DRING. D7-engage was a feudal tenure said to be peculiar, or nearly so, to the northern counties. Sir Henry Ellis, in his Introduction to Domesda), says: — "The drenchs or drenghs were of the description of allodial tenants, and from the few entries in which they occur, it certainl.y appears that the allotments of territory which they possessed were held as manors." But there are proofs of drengage having lieen far from a free tenure, which both Spelman and Coke consider it ; for it appears from the Boldon Book that the services of the dvengli were to plough, sow, and harrow a portion of the bishop of Durham's land : to keep a dog and horse for the bishop's use, and a cart to convey his wine ; to attend the chase Avith dogs and ropes, and perform certain harvest works. Spelman says the dren were such as, being at the Conquest put out af their estate, were afterwards restored. In Lye's Saxon Diet, dreng is defined as " miles," vir fortis. See Notes and Queries, VII. p. 137-8. Halliwell gives a different definition ; he says " Brengcs, a class of men who held a rank between the baron and thayn. Jlca-elok.'" The ordinary interpretation would be Soldiers.

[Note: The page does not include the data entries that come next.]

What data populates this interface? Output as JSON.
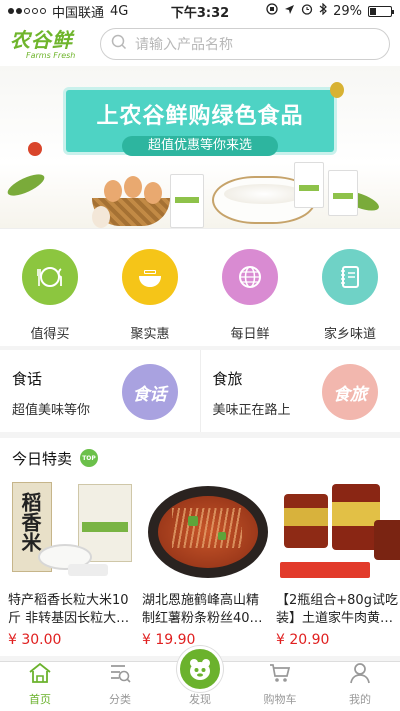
{
  "status_bar": {
    "carrier": "中国联通",
    "network": "4G",
    "time": "下午3:32",
    "battery": "29%",
    "battery_level": 0.29
  },
  "header": {
    "logo_text": "农谷鲜",
    "logo_subtext": "Farms Fresh",
    "search_placeholder": "请输入产品名称"
  },
  "banner": {
    "headline": "上农谷鲜购绿色食品",
    "subline": "超值优惠等你来选"
  },
  "categories": [
    {
      "label": "值得买",
      "icon": "dining-icon",
      "color": "#8cc63f"
    },
    {
      "label": "聚实惠",
      "icon": "bowl-icon",
      "color": "#f5c518"
    },
    {
      "label": "每日鲜",
      "icon": "globe-icon",
      "color": "#d98bd2"
    },
    {
      "label": "家乡味道",
      "icon": "notebook-icon",
      "color": "#6fd2c6"
    }
  ],
  "promos": [
    {
      "title": "食话",
      "subtitle": "超值美味等你",
      "badge": "食话",
      "color": "#a9a2e0"
    },
    {
      "title": "食旅",
      "subtitle": "美味正在路上",
      "badge": "食旅",
      "color": "#f2b7ae"
    }
  ],
  "special": {
    "title": "今日特卖",
    "badge": "TOP",
    "products": [
      {
        "name": "特产稻香长粒大米10斤 非转基因长粒大…",
        "price": "¥ 30.00"
      },
      {
        "name": "湖北恩施鹤峰高山精制红薯粉条粉丝40…",
        "price": "¥ 19.90"
      },
      {
        "name": "【2瓶组合+80g试吃装】土道家牛肉黄…",
        "price": "¥ 20.90"
      }
    ]
  },
  "tabs": [
    {
      "label": "首页",
      "icon": "home-icon"
    },
    {
      "label": "分类",
      "icon": "category-icon"
    },
    {
      "label": "发现",
      "icon": "discover-icon"
    },
    {
      "label": "购物车",
      "icon": "cart-icon"
    },
    {
      "label": "我的",
      "icon": "profile-icon"
    }
  ],
  "colors": {
    "brand_green": "#6bb22d",
    "price_red": "#e02020",
    "banner_teal": "#4ed3c4"
  }
}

Lower, Mark A (1860) Patronymica Britannica: a dictionary of the family names of the United Kingdom. London: J.R. Smith. Public Domain.